▽

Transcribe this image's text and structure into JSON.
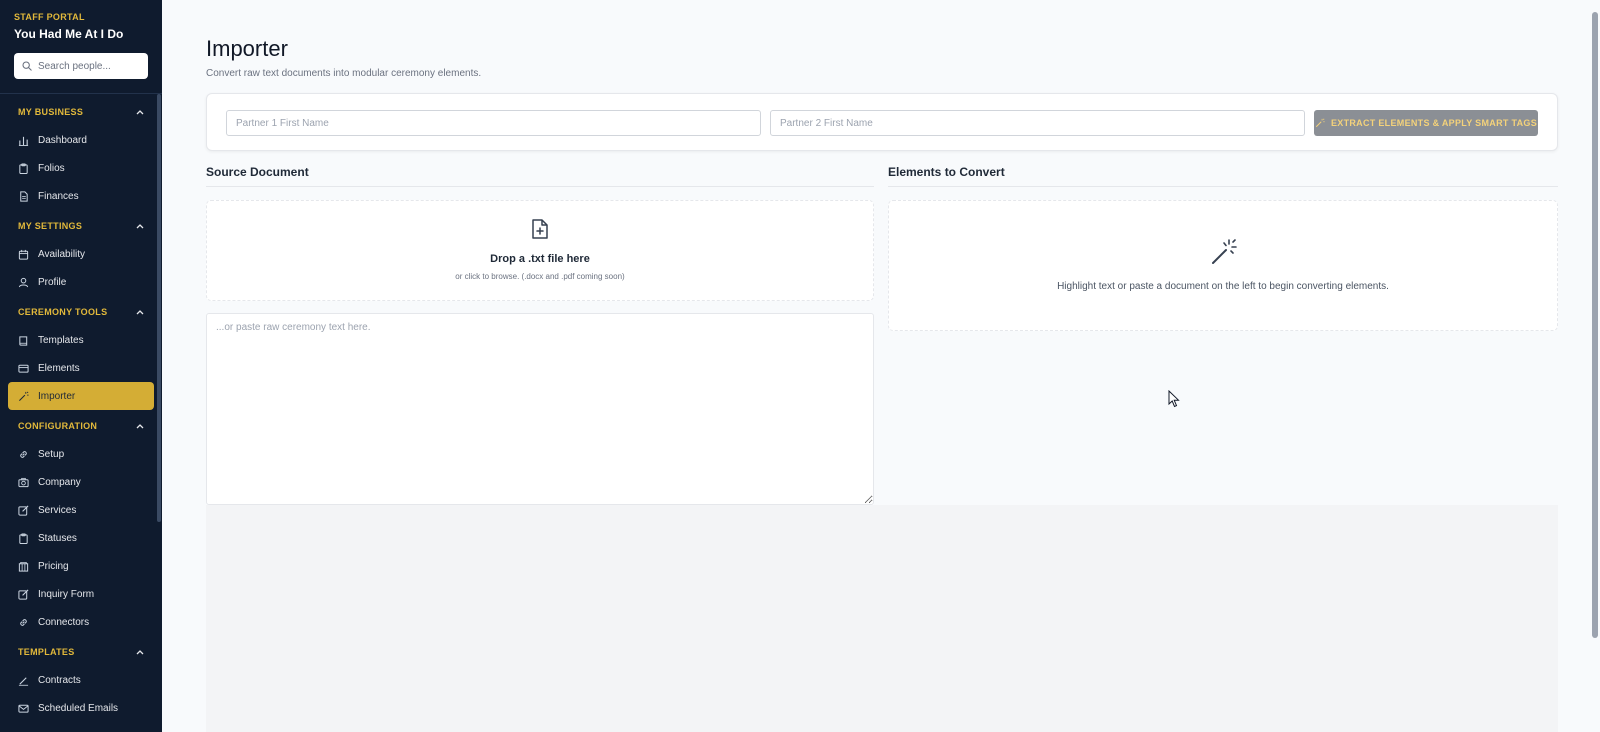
{
  "sidebar": {
    "eyebrow": "STAFF PORTAL",
    "business_name": "You Had Me At I Do",
    "search_placeholder": "Search people...",
    "sections": [
      {
        "title": "MY BUSINESS",
        "items": [
          "Dashboard",
          "Folios",
          "Finances"
        ]
      },
      {
        "title": "MY SETTINGS",
        "items": [
          "Availability",
          "Profile"
        ]
      },
      {
        "title": "CEREMONY TOOLS",
        "items": [
          "Templates",
          "Elements",
          "Importer"
        ]
      },
      {
        "title": "CONFIGURATION",
        "items": [
          "Setup",
          "Company",
          "Services",
          "Statuses",
          "Pricing",
          "Inquiry Form",
          "Connectors"
        ]
      },
      {
        "title": "TEMPLATES",
        "items": [
          "Contracts",
          "Scheduled Emails"
        ]
      }
    ],
    "active_item": "Importer",
    "accent_color": "#e2b93b"
  },
  "page": {
    "title": "Importer",
    "subtitle": "Convert raw text documents into modular ceremony elements."
  },
  "form": {
    "partner1_placeholder": "Partner 1 First Name",
    "partner2_placeholder": "Partner 2 First Name",
    "extract_label": "EXTRACT ELEMENTS & APPLY SMART TAGS"
  },
  "source": {
    "heading": "Source Document",
    "drop_title": "Drop a .txt file here",
    "drop_subtitle": "or click to browse. (.docx and .pdf coming soon)",
    "paste_placeholder": "...or paste raw ceremony text here."
  },
  "elements": {
    "heading": "Elements to Convert",
    "empty_hint": "Highlight text or paste a document on the left to begin converting elements."
  }
}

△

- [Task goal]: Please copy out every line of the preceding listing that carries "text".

- [Result]:
Transcribe this image's text and structure into JSON.
    "subtitle": "Convert raw text documents into modular ceremony elements."
    "paste_placeholder": "...or paste raw ceremony text here."
    "empty_hint": "Highlight text or paste a document on the left to begin converting elements."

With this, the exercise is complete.